Different Types of Cataract Lenses: Monofocal, Toric & Multifocal IOLs

Jun 28, 2024

cataract lenses

What Are The Different Types Of Cataract Lenses?

In our previous blog, we wrote about the symptoms of cataracts and the lead-up to surgery. We shared how cataract surgery involves removing the lens from your eye because it has become cloudy, causing vision impairments and discomfort. What we didn’t discuss is the replacement lens: what it is, and how does it work?

We wanted to look a little deeper into replacement cataract lenses and the difference between them. Did you know there are three different types of cataract lenses available? Well, let’s find out more!

What Are Intraocular Lenses? (IOLs)

IOL stands for Intraocular Lens Implant. These are artificial eye lenses made of plastic-like material that replicate your eye lens’s natural feel and structure. They are used in cataract surgery as they last a lifetime without being seen or felt by the individual. They have also been developed to create various types of lenses to support the visual needs of individuals.

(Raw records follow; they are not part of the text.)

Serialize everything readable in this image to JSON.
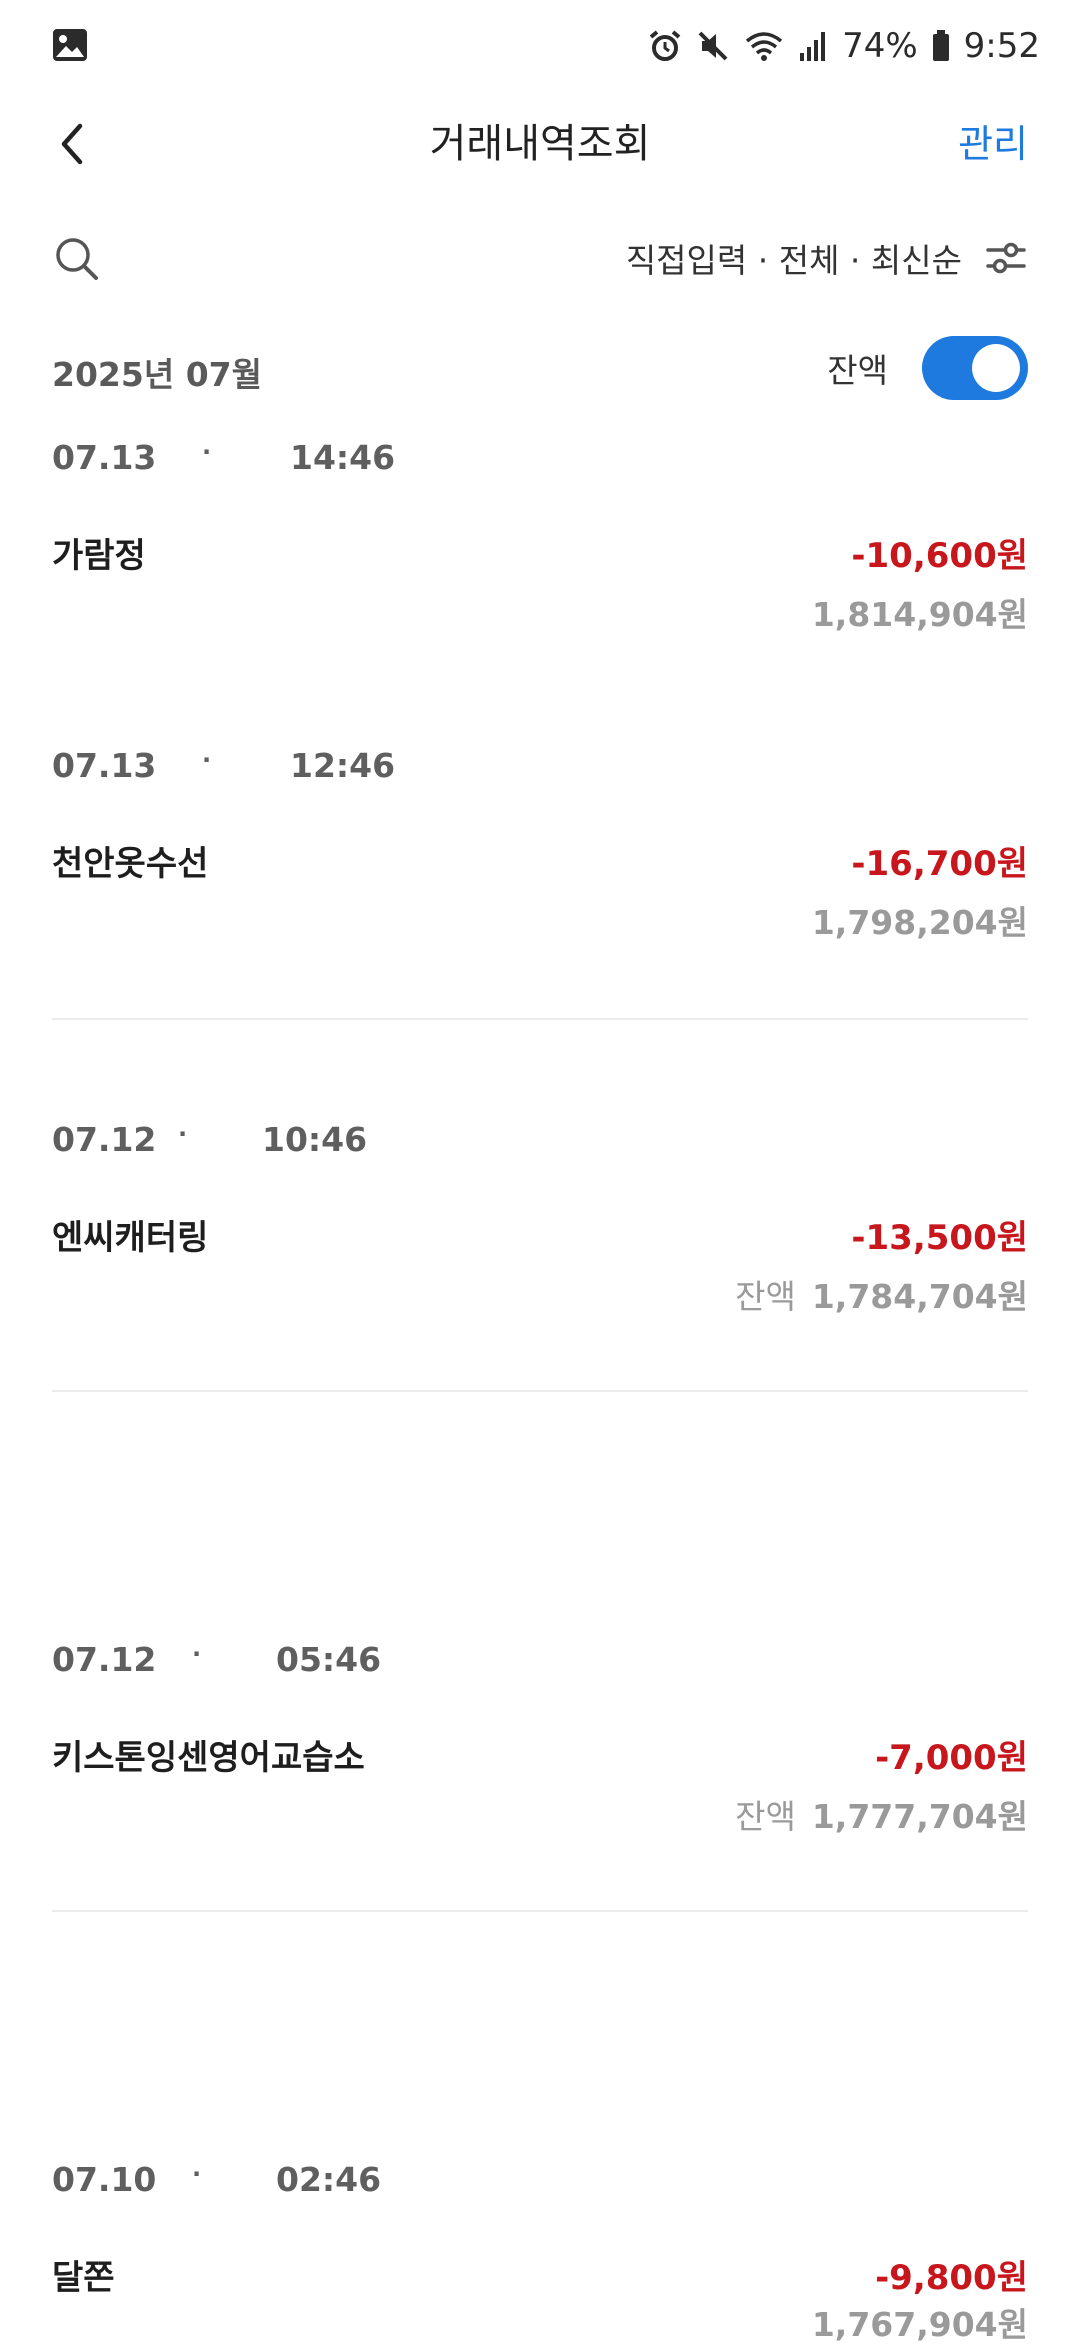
{
  "status_bar": {
    "left_icon": "gallery-notification-icon",
    "icons": [
      "alarm-icon",
      "mute-icon",
      "wifi-icon",
      "signal-icon"
    ],
    "battery_text": "74%",
    "battery_icon": "battery-icon",
    "time": "9:52"
  },
  "app_bar": {
    "back_icon": "chevron-left-icon",
    "title": "거래내역조회",
    "manage_label": "관리",
    "accent_color": "#1f7ae0"
  },
  "filter": {
    "search_icon": "search-icon",
    "summary": "직접입력 · 전체 · 최신순",
    "filter_icon": "sliders-icon"
  },
  "month": {
    "label": "2025년 07월",
    "balance_toggle_label": "잔액",
    "balance_toggle_on": true
  },
  "amount_color": "#c8161d",
  "transactions": [
    {
      "date": "07.13",
      "separator": "·",
      "time": "14:46",
      "merchant": "가람정",
      "amount": "-10,600원",
      "balance_prefix": "",
      "balance": "1,814,904원"
    },
    {
      "date": "07.13",
      "separator": "·",
      "time": "12:46",
      "merchant": "천안옷수선",
      "amount": "-16,700원",
      "balance_prefix": "",
      "balance": "1,798,204원"
    },
    {
      "date": "07.12",
      "separator": "·",
      "time": "10:46",
      "merchant": "엔씨캐터링",
      "amount": "-13,500원",
      "balance_prefix": "잔액",
      "balance": "1,784,704원"
    },
    {
      "date": "07.12",
      "separator": "·",
      "time": "05:46",
      "merchant": "키스톤잉센영어교습소",
      "amount": "-7,000원",
      "balance_prefix": "잔액",
      "balance": "1,777,704원"
    },
    {
      "date": "07.10",
      "separator": "·",
      "time": "02:46",
      "merchant": "달쫀",
      "amount": "-9,800원",
      "balance_prefix": "",
      "balance": "1,767,904원"
    }
  ]
}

The Different Types of Cataract Lenses

Depending on your visual requirements and eye health, there are three IOLs available, each with different features and benefits.

Monofocal or Standard IOLs

These are the most common types of replacement lenses used in cataract surgery. As its name suggests, it only has one (mono) distance, either nearsighted, farsighted or intermediate. Depending on your eye correction needs, it can be designed to meet your near vision, distance vision or intermediate vision requirements, sometimes resolving your need for glasses post-surgery.

Toric IOLs

These are seen as premium lenses as they are designed to treat multiple optical issues. Predominately, they help rectify astigmatism (when your vision struggles to focus horizontally or vertically), but they also help short or long-sighted requirements, too.

Multifocal IOLs

Like bifocal and varifocal lenses, multifocal IOLs support nearby and distance eye correction. The lens splits into various zones, holding different prescription strengths in each section. When combined into one lens, it creates a clear, complete picture.

Why Are Our Eye Lenses So Important?

The lens of your eye is the thin, curved part of your eye that sits behind your iris. As light comes through your pupil. the lens’s job is to bend and focus the light in different directions to help you see objects and distances accurately. Due to its adaptability, it can alter where and how the light is shaped to determine depth and distance. If you suffer from cataracts, the lens becomes cloudy, preventing it from doing its job and stopping you from seeing things clearly.

How To Choose The Best Cataract Lens For You

Although the thought of cataract surgery might be daunting, there are benefits to receiving an IOL. Not only will it remove any blurriness and restore your vision, but with the right cataract lens, you could even improve your eyesight from before the op!
For example, by choosing a multifocal IOL, you can easily switch your focus from reading a book to watching TV without putting on or removing glasses. If you choose a monofocal IOL, you could resolve your myopia and no longer require glasses to focus on distances. Although cataract lenses will not cure your eye correction forever, they can aid your lifestyle.

We always recommend discussing your options with your optician or an eye specialist. They will evaluate your situation and suggest which cataract lens is best suited to you. But here are some questions to consider in helping you decide:

  • What are your current vision requirements?
  • What’s your occupation?
  • Do glasses aid your hobbies and lifestyle?
  • Do you have any other eye conditions?
  • Do you drive a lot?
  • What’s your budget for lenses and glasses?
  • Do you enjoy wearing glasses?
  • Would you prefer wearing them for reading or distance?

How Long Do Cataract Lenses Last?

Cataract surgery is a permanent procedure, and the replacement lenses (IOL) are built to last the rest of your life. They won’t degrade or become cloudy like natural lenses, meaning you won’t have to go through cataracts again. Although the artificial intraocular lenses (IOL) can help with existing visual issues such as myopia or hyperopia, they won’t prevent your eyesight from changing as you age, and glasses may still required at some point.

How To Care For Your Lenses After Cataract Surgery

The good news is that cataract surgery is a relatively quick and straightforward operation, and you’ll often be home on the same day. Within the first few days post-surgery, you’ll have eye drops and a patch to protect your eye. Avoid rubbing your eyes, and be mindful when showering to avoid soap getting into your eyes. When outside, wear sunglasses, polarised or transitional lenses to protect your eyes as they adjust to their new lens.

Finally, you can make sure you’re wearing the right glasses and sunglasses to meet your new optical prescription. Book to see your optician after your surgery and then request a pack from Lensology, who can upgrade your existing glasses to meet your latest requirements.

Ready to order your FREE pack?

We provide a free postal pack that is delivered straight to your door, inclusive of a free return postage box for your frames. You’ll just need to provide a few simple details and then we can get it over to you ASAP!